Dataset rows describing interfaces:
- - - -
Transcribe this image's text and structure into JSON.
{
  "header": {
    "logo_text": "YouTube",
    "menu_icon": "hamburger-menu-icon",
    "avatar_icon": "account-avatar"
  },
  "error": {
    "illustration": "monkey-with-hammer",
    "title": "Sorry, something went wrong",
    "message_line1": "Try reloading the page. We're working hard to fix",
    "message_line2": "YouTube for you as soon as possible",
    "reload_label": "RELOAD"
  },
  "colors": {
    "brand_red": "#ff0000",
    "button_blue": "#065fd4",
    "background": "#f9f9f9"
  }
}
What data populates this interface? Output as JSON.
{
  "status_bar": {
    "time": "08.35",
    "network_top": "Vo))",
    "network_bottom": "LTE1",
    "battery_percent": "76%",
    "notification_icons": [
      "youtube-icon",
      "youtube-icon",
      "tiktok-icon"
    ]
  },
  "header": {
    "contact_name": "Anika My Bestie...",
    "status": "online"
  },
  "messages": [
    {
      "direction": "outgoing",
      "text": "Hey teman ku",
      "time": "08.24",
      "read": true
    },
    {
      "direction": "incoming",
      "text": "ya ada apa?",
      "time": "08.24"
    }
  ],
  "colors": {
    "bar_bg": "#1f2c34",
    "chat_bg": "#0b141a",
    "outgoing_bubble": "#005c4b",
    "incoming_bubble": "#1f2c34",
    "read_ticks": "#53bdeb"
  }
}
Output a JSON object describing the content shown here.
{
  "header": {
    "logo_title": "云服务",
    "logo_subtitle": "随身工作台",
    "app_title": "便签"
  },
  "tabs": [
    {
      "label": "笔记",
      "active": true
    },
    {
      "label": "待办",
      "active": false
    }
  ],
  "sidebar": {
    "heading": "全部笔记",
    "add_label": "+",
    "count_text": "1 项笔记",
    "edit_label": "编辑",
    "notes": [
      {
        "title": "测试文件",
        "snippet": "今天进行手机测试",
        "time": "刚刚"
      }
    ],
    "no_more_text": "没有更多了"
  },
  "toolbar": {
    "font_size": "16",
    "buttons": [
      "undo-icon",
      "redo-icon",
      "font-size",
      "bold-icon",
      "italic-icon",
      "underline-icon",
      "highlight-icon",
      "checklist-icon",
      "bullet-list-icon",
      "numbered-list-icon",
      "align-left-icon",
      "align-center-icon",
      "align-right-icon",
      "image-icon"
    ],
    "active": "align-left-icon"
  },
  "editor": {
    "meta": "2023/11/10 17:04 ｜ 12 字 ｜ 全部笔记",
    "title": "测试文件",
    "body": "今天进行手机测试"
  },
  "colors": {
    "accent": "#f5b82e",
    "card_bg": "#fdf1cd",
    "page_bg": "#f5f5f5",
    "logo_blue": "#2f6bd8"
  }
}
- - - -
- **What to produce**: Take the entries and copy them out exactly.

- **Response**:
Transcribe this image's text and structure into JSON.
{
  "header": {
    "logo_text": "YouTube",
    "menu_icon": "hamburger-menu-icon",
    "avatar_icon": "account-avatar"
  },
  "error": {
    "illustration": "monkey-with-hammer",
    "title": "Sorry, something went wrong",
    "message_line1": "Try reloading the page. We're working hard to fix",
    "message_line2": "YouTube for you as soon as possible",
    "reload_label": "RELOAD"
  },
  "colors": {
    "brand_red": "#ff0000",
    "button_blue": "#065fd4",
    "background": "#f9f9f9"
  }
}
What data populates this interface? Output as JSON.
{
  "status_bar": {
    "time": "08.35",
    "network_top": "Vo))",
    "network_bottom": "LTE1",
    "battery_percent": "76%",
    "notification_icons": [
      "youtube-icon",
      "youtube-icon",
      "tiktok-icon"
    ]
  },
  "header": {
    "contact_name": "Anika My Bestie...",
    "status": "online"
  },
  "messages": [
    {
      "direction": "outgoing",
      "text": "Hey teman ku",
      "time": "08.24",
      "read": true
    },
    {
      "direction": "incoming",
      "text": "ya ada apa?",
      "time": "08.24"
    }
  ],
  "colors": {
    "bar_bg": "#1f2c34",
    "chat_bg": "#0b141a",
    "outgoing_bubble": "#005c4b",
    "incoming_bubble": "#1f2c34",
    "read_ticks": "#53bdeb"
  }
}
Output a JSON object describing the content shown here.
{
  "header": {
    "logo_title": "云服务",
    "logo_subtitle": "随身工作台",
    "app_title": "便签"
  },
  "tabs": [
    {
      "label": "笔记",
      "active": true
    },
    {
      "label": "待办",
      "active": false
    }
  ],
  "sidebar": {
    "heading": "全部笔记",
    "add_label": "+",
    "count_text": "1 项笔记",
    "edit_label": "编辑",
    "notes": [
      {
        "title": "测试文件",
        "snippet": "今天进行手机测试",
        "time": "刚刚"
      }
    ],
    "no_more_text": "没有更多了"
  },
  "toolbar": {
    "font_size": "16",
    "buttons": [
      "undo-icon",
      "redo-icon",
      "font-size",
      "bold-icon",
      "italic-icon",
      "underline-icon",
      "highlight-icon",
      "checklist-icon",
      "bullet-list-icon",
      "numbered-list-icon",
      "align-left-icon",
      "align-center-icon",
      "align-right-icon",
      "image-icon"
    ],
    "active": "align-left-icon"
  },
  "editor": {
    "meta": "2023/11/10 17:04 ｜ 12 字 ｜ 全部笔记",
    "title": "测试文件",
    "body": "今天进行手机测试"
  },
  "colors": {
    "accent": "#f5b82e",
    "card_bg": "#fdf1cd",
    "page_bg": "#f5f5f5",
    "logo_blue": "#2f6bd8"
  }
}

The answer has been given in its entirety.